• Directions for this task:
For the entries below, report every line that includes the word "지원하지".

• Supplied information:
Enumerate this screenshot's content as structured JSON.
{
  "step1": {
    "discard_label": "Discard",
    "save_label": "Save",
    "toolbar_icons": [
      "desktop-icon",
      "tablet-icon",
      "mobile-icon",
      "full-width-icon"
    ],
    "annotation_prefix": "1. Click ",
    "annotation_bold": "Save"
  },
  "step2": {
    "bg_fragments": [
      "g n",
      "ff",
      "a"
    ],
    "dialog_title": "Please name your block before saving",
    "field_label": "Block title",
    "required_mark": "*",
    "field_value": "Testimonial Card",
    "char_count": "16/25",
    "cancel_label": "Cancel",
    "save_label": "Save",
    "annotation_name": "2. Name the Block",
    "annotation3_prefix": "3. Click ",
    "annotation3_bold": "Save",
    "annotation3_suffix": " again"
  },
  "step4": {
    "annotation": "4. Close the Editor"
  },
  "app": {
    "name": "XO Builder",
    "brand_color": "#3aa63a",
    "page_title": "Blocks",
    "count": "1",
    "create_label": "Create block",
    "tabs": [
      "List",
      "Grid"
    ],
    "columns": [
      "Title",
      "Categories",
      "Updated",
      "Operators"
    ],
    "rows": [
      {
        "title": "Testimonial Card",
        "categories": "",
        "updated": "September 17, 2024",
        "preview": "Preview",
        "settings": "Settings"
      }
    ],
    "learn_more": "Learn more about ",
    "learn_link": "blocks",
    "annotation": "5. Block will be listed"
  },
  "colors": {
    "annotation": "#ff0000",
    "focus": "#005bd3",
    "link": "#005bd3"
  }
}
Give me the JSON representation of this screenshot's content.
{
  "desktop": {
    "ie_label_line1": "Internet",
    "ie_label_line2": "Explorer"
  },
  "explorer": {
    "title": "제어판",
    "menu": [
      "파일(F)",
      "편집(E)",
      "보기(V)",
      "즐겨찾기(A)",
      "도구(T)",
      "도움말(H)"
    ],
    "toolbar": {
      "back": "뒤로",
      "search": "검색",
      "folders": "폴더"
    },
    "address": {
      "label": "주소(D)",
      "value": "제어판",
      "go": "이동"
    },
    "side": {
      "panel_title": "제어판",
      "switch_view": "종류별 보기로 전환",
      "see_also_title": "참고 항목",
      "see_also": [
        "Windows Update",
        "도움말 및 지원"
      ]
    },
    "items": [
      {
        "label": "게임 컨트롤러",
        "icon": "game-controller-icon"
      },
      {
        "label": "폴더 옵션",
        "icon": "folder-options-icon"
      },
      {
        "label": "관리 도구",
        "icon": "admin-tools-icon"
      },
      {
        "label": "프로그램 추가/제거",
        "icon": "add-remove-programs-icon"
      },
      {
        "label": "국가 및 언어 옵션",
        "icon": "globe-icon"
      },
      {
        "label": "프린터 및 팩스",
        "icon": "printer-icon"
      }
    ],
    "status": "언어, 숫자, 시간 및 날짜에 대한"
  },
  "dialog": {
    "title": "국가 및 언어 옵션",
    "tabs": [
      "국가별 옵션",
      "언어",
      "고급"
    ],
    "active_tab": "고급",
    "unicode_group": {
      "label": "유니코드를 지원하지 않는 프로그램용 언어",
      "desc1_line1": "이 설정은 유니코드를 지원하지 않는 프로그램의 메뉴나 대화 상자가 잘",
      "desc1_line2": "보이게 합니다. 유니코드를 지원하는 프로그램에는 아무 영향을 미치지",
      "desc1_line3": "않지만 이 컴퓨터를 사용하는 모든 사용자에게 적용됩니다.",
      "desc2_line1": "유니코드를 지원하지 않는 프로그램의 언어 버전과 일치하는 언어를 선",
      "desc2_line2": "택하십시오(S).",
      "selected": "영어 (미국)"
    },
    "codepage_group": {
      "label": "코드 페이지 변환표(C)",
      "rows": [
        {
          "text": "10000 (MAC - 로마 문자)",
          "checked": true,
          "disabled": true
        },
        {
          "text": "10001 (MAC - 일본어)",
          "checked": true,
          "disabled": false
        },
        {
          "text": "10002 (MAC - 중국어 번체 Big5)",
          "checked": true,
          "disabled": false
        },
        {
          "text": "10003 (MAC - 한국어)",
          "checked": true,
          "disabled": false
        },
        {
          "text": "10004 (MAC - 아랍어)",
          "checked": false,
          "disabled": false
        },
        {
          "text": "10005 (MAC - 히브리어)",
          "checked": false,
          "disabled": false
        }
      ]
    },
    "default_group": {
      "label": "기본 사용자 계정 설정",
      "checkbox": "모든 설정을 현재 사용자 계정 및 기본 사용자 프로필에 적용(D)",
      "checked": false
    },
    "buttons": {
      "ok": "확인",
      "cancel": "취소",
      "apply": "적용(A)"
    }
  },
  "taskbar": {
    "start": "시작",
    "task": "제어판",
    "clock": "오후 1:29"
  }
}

• Task answer:
      "label": "유니코드를 지원하지 않는 프로그램용 언어",
      "desc1_line1": "이 설정은 유니코드를 지원하지 않는 프로그램의 메뉴나 대화 상자가 잘",
      "desc2_line1": "유니코드를 지원하지 않는 프로그램의 언어 버전과 일치하는 언어를 선",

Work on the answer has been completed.